In Mary Beth Keane's illuminating novel, the lives of two generations unfold effortlessly, revealing family triumphs and struggles in a poignant exploration into the depths of human emotion.

The representation of family in Ask Again, Yes is complex, deconstructing ideas of the home as a source of support and happiness. The Stanhopes and the Gleesons chase the idyllic image of a quaint home in a good New York neighbourhood, but Keane does not allow them to live out their suburban dream. This might be a story about immigrants in America, but it is not a story of the American Dream.
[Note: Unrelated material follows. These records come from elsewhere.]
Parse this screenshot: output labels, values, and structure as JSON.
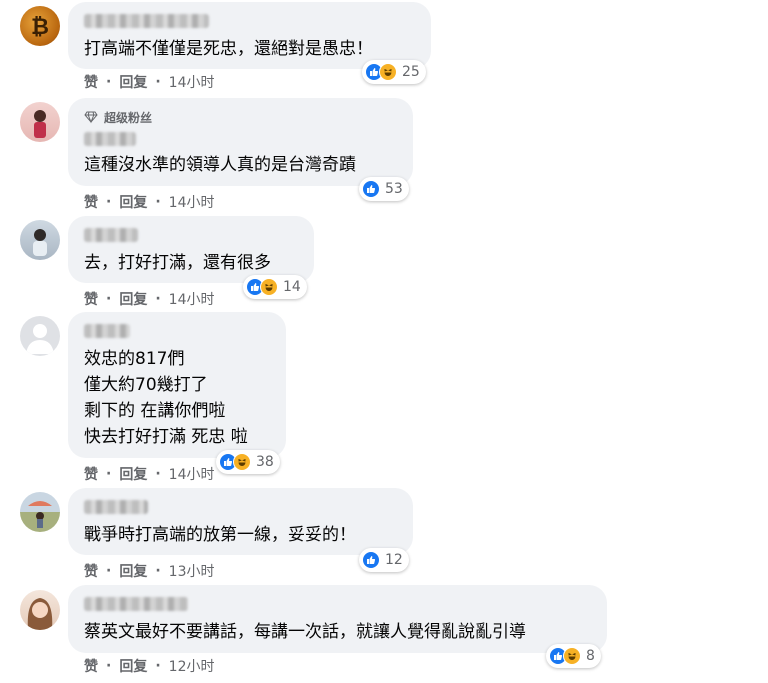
{
  "ui": {
    "like_label": "赞",
    "reply_label": "回复",
    "separator": "·"
  },
  "comments": [
    {
      "text_lines": [
        "打高端不僅僅是死忠，還絕對是愚忠！"
      ],
      "reactions": [
        "like",
        "haha"
      ],
      "reaction_count": "25",
      "time": "14小时"
    },
    {
      "badge": "超级粉丝",
      "text_lines": [
        "這種沒水準的領導人真的是台灣奇蹟"
      ],
      "reactions": [
        "like"
      ],
      "reaction_count": "53",
      "time": "14小时"
    },
    {
      "text_lines": [
        "去，打好打滿，還有很多"
      ],
      "reactions": [
        "like",
        "haha"
      ],
      "reaction_count": "14",
      "time": "14小时"
    },
    {
      "text_lines": [
        "效忠的817們",
        "僅大約70幾打了",
        "剩下的 在講你們啦",
        "快去打好打滿 死忠 啦"
      ],
      "reactions": [
        "like",
        "haha"
      ],
      "reaction_count": "38",
      "time": "14小时"
    },
    {
      "text_lines": [
        "戰爭時打高端的放第一線，妥妥的！"
      ],
      "reactions": [
        "like"
      ],
      "reaction_count": "12",
      "time": "13小时"
    },
    {
      "text_lines": [
        "蔡英文最好不要講話，每講一次話，就讓人覺得亂說亂引導"
      ],
      "reactions": [
        "like",
        "haha"
      ],
      "reaction_count": "8",
      "time": "12小时"
    }
  ],
  "colors": {
    "like": "#1877f2",
    "haha": "#f7b125",
    "bubble": "#f0f2f5",
    "meta_text": "#65676b"
  }
}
Tragedy haunts the Stanhopes, impacting the lives of both families. 

The parallel families motif is an effective narrative ploy by Keane to examine how the actions of our blood alter the course of our lives, with no one person being isolated to suffer the consequences. Friendships between the Stanhopes and the Gleesons draw the latter family into the drama in a non-linear fashion. The novel generally moves forward chronologically, but several moments are revisited from multiple perspectives, enhancing the emotional nature of the work. 

This is an intensely character-driven piece, told from a number of narrative perspectives. Keane so skilfully weaves together the voices of burdened adults with their confused children in such delicate constructions that the reader cares for each character and their futures. 
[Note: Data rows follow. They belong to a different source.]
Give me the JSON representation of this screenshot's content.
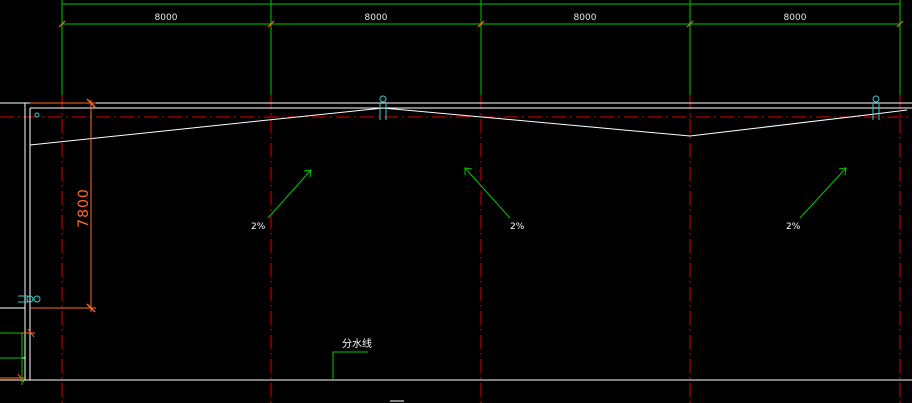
{
  "colors": {
    "background": "#000000",
    "dimension_lines": "#00c800",
    "axis_lines": "#e00000",
    "outline": "#ffffff",
    "vertical_dimension": "#ff6a2a",
    "drain_symbol": "#33cccc"
  },
  "top_dimensions": [
    "8000",
    "8000",
    "8000",
    "8000"
  ],
  "vertical_dimension": "7800",
  "slope_labels": [
    "2%",
    "2%",
    "2%"
  ],
  "ridge_label": "分水线"
}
This is particularly true regarding one of the two central children, Peter Stanhope, a bright boy who is shaped by his family's struggles with mental health, forcing him to grow up faster than other children his age. His closest friend, Kate Gleeson, similarly has her childhood innocence snapped away from a tragedy their families share.
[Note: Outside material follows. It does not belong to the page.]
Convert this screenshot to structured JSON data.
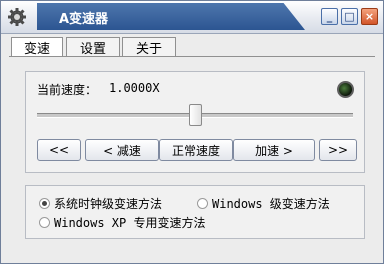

Their experiences are contrasted with those of their classmates. Peter fails to appear for school graduation and another boy delivers a speech in his place. Kate grows furious at Vincent O'Grady, a boy whose mother 'still peeled and sectioned the orange she packed with his sandwich', as he attempts to give her advice, revealing her new-found maturity. 

Keane attempts, somewhat awkwardly, to elevate Kate above the 'average girl' by emphasising her tomboy ways. 'His heart would swell sometimes to see her tearing around from the back of the house in any type of weather while her sisters painted their nails inside.' Nonetheless, this mildly inauthentic note aside, Kate and Peter become central elements to the novel.

Brooklyn Bridge in the 1970s: Ask Again, Yes spans the New York decades

The book carefully deals with mental health and addiction, but it is less concerned with the specific diagnosis of the characters and more with the notion of getting help. Negative attitudes towards mental health expressed by some characters in the novel inhibit those who need treatment from getting it. Cover-ups and willful ignorance result in failures to take the necessary action. The novel spans several decades and attitudes alter towards mental health, allowing for healing to take place for some characters. Unfortunately for others, time is the only balm. 

'I should have talked to someone. But I didn't.'

'Well, it wasn't done, really.'

'It was. It was beginning to be done.'

Attention is paid to how the characters emotionally respond to events and the mental scars they leave rather than detailing the events themselves. 

Despite the dark elements, Keane leaves her reader with a sense of optimism, a message that love can conquer all if we have the strength to prioritise it. Whether this sentiment is reflected in the lives of the characters is debatable, but it does provide a note of hope at the end of a heartbreaking story. Highly recommended. 

Read an extract from Ask Again, Yes here

Béibhinn Breathnach